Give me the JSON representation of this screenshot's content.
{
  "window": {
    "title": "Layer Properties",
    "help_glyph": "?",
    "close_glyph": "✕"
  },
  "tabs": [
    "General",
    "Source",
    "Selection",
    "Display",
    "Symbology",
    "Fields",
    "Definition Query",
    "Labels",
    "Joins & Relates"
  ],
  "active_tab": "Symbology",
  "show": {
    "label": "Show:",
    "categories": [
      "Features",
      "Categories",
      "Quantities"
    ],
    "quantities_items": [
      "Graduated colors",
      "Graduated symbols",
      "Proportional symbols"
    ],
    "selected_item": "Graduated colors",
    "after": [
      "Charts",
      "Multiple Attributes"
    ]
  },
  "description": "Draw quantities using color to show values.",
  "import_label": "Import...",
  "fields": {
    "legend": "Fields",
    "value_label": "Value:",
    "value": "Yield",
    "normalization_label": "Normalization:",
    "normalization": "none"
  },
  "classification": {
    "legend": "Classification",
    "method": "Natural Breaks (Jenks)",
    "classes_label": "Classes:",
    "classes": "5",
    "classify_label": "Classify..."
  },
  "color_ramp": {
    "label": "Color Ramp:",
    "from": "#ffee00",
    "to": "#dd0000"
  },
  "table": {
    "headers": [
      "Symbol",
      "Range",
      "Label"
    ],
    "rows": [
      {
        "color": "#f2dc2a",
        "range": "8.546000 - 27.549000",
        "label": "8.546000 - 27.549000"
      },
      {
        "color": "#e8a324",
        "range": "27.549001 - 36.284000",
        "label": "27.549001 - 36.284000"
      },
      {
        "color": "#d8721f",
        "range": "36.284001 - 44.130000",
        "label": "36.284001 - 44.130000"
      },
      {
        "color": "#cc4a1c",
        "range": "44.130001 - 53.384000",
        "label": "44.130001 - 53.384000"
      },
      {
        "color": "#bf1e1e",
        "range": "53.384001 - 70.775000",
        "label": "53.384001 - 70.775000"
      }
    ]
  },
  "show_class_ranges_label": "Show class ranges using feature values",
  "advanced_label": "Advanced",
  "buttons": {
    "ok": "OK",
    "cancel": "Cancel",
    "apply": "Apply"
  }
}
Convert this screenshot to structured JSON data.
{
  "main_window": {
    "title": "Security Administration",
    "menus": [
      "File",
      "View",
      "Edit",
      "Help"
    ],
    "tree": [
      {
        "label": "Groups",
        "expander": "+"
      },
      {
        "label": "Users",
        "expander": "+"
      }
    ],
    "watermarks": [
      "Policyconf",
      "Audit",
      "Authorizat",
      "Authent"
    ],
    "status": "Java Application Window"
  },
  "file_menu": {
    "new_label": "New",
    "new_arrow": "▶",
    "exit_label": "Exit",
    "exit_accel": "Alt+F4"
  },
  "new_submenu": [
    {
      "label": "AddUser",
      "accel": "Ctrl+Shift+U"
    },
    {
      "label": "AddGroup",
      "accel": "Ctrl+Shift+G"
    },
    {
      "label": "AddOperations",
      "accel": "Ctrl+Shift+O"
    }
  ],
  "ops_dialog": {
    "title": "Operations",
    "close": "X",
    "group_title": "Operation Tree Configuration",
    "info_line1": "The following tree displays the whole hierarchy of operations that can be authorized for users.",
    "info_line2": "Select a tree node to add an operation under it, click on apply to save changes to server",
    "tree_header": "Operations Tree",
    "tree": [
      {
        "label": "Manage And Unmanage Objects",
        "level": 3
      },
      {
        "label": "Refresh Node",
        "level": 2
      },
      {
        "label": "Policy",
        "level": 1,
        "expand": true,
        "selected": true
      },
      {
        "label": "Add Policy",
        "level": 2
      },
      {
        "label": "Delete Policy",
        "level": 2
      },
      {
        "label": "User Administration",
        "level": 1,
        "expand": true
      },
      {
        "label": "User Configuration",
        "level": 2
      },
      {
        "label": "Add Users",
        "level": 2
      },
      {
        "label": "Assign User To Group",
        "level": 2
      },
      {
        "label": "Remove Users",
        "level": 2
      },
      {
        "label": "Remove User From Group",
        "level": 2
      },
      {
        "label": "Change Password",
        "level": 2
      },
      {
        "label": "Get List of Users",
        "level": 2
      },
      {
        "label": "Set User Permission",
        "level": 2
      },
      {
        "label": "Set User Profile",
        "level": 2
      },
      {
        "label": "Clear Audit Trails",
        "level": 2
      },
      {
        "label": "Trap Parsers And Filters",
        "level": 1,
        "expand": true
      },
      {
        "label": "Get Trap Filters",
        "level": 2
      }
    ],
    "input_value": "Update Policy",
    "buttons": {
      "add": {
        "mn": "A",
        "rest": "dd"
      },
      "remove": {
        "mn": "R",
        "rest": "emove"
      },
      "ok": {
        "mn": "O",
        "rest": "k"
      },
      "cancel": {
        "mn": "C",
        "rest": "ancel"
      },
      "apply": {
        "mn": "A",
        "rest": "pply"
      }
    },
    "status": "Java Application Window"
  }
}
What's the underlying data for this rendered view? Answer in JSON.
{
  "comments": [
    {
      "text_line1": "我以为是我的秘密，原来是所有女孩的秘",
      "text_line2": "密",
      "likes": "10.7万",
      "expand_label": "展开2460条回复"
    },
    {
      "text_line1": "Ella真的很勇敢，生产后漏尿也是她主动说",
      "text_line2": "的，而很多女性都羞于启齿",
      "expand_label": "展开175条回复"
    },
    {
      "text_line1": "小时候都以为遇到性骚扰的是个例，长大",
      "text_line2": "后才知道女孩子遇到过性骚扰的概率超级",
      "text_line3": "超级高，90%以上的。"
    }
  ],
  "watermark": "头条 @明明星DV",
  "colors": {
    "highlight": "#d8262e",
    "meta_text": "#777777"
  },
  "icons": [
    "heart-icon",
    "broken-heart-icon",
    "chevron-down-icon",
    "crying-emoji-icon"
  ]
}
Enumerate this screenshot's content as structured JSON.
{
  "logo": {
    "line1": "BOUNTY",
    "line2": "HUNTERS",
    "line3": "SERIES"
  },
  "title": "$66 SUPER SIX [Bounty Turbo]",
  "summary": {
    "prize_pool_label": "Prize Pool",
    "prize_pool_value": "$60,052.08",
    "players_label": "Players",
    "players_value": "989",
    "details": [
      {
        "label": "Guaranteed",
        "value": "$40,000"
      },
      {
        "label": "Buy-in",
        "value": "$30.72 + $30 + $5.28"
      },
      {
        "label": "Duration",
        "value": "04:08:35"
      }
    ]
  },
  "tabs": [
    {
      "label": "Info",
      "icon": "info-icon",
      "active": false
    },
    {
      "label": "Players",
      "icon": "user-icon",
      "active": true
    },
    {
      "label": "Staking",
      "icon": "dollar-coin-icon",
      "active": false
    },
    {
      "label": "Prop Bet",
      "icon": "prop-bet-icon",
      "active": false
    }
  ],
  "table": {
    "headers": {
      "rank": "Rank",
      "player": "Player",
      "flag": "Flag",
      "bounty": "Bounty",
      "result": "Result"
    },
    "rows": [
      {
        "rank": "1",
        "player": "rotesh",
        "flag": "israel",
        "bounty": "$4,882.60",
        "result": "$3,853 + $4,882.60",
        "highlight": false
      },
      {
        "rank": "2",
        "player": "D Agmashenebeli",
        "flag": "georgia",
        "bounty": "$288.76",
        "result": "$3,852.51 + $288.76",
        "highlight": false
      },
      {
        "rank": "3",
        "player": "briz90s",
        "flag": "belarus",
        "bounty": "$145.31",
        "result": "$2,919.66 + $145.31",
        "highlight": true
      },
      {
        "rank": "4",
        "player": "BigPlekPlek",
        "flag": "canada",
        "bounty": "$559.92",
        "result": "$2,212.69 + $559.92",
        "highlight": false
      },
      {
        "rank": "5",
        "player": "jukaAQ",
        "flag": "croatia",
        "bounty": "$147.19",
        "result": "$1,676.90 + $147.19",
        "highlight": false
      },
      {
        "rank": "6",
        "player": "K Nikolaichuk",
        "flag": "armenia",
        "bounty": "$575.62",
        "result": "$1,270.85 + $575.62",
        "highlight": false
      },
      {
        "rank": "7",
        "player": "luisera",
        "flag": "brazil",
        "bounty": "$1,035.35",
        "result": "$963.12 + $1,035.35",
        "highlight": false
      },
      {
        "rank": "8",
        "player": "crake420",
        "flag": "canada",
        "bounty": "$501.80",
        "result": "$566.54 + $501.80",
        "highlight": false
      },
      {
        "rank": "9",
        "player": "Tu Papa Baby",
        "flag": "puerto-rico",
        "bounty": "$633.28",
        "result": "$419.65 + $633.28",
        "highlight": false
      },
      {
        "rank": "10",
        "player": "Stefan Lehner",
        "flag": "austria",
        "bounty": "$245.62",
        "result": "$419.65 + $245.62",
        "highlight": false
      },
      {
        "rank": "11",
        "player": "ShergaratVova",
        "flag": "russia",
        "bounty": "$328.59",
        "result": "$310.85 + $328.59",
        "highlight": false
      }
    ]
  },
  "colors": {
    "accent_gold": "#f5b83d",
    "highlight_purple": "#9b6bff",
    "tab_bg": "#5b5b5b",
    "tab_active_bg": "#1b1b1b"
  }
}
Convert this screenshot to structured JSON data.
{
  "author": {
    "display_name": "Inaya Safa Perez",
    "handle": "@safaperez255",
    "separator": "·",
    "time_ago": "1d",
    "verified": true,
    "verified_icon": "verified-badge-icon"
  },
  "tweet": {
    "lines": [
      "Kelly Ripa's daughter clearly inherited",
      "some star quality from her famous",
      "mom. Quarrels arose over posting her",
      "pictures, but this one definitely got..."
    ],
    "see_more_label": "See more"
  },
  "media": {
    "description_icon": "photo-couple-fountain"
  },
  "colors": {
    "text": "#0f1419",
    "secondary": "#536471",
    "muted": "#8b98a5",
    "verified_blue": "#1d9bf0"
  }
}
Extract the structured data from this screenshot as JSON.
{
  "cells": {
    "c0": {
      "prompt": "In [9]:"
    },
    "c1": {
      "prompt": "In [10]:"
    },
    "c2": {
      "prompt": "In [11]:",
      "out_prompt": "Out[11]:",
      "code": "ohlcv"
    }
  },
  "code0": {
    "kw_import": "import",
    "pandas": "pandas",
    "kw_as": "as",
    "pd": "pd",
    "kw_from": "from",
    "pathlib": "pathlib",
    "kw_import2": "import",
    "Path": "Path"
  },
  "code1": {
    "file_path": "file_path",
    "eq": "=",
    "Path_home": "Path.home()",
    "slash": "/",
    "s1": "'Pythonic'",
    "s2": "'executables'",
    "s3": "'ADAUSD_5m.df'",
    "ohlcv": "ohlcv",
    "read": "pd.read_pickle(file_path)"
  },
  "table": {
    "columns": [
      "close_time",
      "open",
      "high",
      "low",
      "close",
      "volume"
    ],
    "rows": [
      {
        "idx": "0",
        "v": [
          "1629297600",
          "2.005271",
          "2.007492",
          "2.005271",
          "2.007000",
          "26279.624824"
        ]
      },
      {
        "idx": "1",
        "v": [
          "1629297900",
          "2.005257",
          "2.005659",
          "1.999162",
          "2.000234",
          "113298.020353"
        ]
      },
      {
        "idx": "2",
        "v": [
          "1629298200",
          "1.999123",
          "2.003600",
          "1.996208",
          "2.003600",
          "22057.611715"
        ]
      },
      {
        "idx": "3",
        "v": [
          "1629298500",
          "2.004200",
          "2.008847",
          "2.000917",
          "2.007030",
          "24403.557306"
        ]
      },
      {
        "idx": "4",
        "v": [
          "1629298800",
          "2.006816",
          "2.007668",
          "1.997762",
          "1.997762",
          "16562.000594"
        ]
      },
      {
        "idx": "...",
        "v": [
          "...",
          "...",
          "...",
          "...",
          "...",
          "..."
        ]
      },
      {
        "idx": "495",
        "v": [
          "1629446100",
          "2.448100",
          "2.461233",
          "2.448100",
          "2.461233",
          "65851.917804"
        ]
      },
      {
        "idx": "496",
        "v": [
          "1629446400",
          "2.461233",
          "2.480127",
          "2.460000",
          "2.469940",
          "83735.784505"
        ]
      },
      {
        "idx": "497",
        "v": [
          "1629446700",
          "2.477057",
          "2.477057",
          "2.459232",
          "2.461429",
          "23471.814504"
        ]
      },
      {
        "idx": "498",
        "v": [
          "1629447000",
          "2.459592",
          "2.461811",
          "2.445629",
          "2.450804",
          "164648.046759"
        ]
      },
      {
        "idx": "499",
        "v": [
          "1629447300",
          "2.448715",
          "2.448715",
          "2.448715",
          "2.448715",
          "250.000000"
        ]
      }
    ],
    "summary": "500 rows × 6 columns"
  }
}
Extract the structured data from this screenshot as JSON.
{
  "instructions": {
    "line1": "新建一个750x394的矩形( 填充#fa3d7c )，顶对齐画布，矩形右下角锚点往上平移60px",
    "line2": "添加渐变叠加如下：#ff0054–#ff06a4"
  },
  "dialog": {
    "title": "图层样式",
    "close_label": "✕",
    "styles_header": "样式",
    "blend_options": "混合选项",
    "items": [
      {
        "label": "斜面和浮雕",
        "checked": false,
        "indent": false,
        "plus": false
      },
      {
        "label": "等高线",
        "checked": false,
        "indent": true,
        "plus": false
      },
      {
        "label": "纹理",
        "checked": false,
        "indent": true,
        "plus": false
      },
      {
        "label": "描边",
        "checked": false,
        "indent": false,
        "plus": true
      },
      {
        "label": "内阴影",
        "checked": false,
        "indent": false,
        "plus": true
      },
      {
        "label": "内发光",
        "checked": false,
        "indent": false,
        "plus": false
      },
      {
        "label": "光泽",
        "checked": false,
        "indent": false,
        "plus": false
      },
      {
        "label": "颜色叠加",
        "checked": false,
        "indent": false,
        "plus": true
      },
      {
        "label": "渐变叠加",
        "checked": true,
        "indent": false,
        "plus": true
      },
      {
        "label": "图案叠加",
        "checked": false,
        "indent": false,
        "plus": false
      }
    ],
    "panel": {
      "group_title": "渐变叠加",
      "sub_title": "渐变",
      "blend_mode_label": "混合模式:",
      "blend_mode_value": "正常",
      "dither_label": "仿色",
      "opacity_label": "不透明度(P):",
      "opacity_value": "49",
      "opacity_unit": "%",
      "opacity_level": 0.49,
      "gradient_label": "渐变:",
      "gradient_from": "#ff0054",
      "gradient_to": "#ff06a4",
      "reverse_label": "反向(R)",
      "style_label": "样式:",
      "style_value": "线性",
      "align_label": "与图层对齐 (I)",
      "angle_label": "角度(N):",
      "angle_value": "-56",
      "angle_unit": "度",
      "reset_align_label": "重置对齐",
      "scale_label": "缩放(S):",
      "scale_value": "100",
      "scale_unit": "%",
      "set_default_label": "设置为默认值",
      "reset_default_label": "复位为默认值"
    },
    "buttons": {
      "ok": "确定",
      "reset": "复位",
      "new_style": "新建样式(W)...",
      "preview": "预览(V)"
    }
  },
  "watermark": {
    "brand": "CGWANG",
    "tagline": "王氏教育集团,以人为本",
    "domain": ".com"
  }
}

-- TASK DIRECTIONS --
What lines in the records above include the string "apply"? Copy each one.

-- RESULT BELOW --
    "apply": "Apply"
    "info_line2": "Select a tree node to add an operation under it, click on apply to save changes to server",
      "apply": {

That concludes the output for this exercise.